Now fast forward two or so years, we’ve made it through the thick of it, however, we’re experiencing record inflation and the cost of living has raised significantly. Yet, in these same two years, I’ve watched this company pay to repaint every store it owns, start giving out sales bonuses to upper management members again and again, create new products to test and hire very expensive models for its campaigns. At the same time, I watched the hours given to the stores for staffing dwindle and hiring remain on a freeze.
This company is a billion-dollar company, they have the money to spend on paying its staff.
We’ve made it through the thick of it but we’re experiencing record inflation. Seeing that normal items cost more everyday, I asked my store manager for a small raise.
Months of run-around later, my managers finally pulled me to the office, where I explained my reasons for asking for a raise. I explained that my living expenses were becoming too high with inflation and that I was barely making enough to cover all my bills, pay the rent and feed myself.

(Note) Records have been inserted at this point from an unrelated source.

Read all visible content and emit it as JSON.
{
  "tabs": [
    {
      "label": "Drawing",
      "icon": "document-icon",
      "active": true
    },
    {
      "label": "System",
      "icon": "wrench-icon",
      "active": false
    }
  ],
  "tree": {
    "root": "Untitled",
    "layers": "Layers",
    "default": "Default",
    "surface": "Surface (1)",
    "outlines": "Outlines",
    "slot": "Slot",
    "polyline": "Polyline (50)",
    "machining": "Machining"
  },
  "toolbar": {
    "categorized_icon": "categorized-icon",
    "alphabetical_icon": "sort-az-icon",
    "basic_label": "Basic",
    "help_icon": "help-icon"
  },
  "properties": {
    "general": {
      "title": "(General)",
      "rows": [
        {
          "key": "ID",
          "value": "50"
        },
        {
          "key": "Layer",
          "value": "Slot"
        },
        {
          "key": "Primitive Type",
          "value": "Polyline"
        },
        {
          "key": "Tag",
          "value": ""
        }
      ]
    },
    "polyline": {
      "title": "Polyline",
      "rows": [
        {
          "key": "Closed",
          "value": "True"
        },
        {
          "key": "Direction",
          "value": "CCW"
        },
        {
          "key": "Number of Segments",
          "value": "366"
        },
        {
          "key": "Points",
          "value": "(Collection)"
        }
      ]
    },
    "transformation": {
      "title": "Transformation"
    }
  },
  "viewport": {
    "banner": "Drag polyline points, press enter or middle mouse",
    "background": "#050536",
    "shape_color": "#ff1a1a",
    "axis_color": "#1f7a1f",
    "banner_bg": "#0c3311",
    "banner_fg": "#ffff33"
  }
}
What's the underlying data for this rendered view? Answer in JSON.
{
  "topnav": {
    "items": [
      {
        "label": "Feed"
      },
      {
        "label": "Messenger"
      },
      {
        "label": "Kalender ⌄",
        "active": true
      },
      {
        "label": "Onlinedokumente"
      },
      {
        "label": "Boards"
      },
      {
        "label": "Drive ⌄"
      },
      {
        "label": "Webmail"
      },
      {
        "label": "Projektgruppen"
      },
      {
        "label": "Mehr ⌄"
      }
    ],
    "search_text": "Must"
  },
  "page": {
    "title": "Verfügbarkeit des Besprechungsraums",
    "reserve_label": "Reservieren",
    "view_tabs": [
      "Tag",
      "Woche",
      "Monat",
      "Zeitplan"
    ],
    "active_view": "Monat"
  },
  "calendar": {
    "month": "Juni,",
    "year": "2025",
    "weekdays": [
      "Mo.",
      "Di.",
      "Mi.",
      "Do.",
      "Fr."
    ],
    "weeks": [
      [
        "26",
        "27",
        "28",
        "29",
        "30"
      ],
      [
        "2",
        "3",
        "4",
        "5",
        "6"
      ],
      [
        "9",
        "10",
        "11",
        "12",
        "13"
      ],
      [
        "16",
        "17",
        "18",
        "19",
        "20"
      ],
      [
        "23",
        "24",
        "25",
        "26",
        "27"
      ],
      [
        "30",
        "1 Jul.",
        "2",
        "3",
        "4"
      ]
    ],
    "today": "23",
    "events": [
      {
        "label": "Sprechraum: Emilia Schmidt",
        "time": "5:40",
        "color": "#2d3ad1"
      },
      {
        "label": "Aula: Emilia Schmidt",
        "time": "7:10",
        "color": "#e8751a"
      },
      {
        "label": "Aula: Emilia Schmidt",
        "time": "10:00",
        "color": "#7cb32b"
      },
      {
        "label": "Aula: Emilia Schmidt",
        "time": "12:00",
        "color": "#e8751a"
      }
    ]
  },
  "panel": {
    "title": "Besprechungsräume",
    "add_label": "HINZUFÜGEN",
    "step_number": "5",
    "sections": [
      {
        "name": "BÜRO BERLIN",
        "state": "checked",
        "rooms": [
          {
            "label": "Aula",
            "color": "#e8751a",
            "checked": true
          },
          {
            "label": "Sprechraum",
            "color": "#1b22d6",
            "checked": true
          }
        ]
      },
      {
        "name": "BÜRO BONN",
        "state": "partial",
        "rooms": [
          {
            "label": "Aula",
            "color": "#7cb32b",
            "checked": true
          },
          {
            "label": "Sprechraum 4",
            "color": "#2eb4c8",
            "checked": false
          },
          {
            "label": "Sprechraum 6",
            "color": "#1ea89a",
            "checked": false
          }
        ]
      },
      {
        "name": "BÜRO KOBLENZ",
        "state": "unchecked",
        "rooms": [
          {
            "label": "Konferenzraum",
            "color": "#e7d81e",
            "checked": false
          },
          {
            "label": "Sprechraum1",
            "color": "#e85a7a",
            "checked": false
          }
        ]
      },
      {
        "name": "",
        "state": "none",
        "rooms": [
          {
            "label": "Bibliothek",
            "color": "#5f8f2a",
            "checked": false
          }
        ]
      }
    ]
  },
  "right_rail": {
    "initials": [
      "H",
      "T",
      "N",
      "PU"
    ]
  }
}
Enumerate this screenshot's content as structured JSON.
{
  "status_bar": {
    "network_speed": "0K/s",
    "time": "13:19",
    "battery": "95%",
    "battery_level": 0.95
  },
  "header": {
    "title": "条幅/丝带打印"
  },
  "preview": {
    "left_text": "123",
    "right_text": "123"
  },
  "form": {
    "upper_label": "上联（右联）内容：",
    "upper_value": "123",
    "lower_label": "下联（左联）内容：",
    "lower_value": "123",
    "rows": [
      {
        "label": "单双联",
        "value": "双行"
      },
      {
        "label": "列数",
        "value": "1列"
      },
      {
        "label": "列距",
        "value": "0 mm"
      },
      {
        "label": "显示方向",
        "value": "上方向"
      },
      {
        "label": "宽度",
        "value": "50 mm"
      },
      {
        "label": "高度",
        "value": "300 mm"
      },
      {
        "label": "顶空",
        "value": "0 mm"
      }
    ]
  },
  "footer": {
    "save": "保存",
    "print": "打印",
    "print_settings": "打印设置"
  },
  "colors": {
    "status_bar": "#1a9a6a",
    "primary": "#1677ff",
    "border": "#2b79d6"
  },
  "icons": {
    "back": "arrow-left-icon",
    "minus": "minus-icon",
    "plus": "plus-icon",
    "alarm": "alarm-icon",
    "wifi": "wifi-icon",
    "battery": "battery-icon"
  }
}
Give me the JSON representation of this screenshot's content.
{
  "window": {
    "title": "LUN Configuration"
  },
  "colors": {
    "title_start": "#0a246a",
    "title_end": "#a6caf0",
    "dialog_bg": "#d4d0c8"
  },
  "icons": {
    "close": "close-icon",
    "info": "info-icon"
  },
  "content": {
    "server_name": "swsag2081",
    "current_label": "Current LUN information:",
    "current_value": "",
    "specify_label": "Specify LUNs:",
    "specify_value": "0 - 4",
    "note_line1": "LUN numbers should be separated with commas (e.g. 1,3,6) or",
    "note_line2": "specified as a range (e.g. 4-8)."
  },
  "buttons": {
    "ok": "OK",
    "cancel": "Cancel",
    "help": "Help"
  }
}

“Raises are not in the company’s budget,” my district manager said. I was stunned. This woman had seen me work harder than many people around me, frequently relied on me before she was promoted, and often told me how ‘blown away’ she was by my work ethic. And here she was stubbornly refusing to even attempt to help me.
The CEO is not going to notice my wage going up by $1. Nobody is. That’s the difference between making rent and buying groceries, or paying rent and eating 50-cent instant ramen. Everything that was ever asked of me, I delivered. So for me to speak up and ask for one small thing and be so bluntly denied, it’s no wonder I, like others, have joined the wave of quiet quitting.
Experiences like this don’t just happen to me, they happen to workers all around the world. Hence why quiet quitting has caught on so strongly. Gallup says that more than half the US workforce would call themselves quiet quitters.
The trend seems to be steadily gaining steam throughout North America – and why not? People want to be fairly compensated for their time. If companies don’t want quiet quitters on their team, they should be treating their employees better.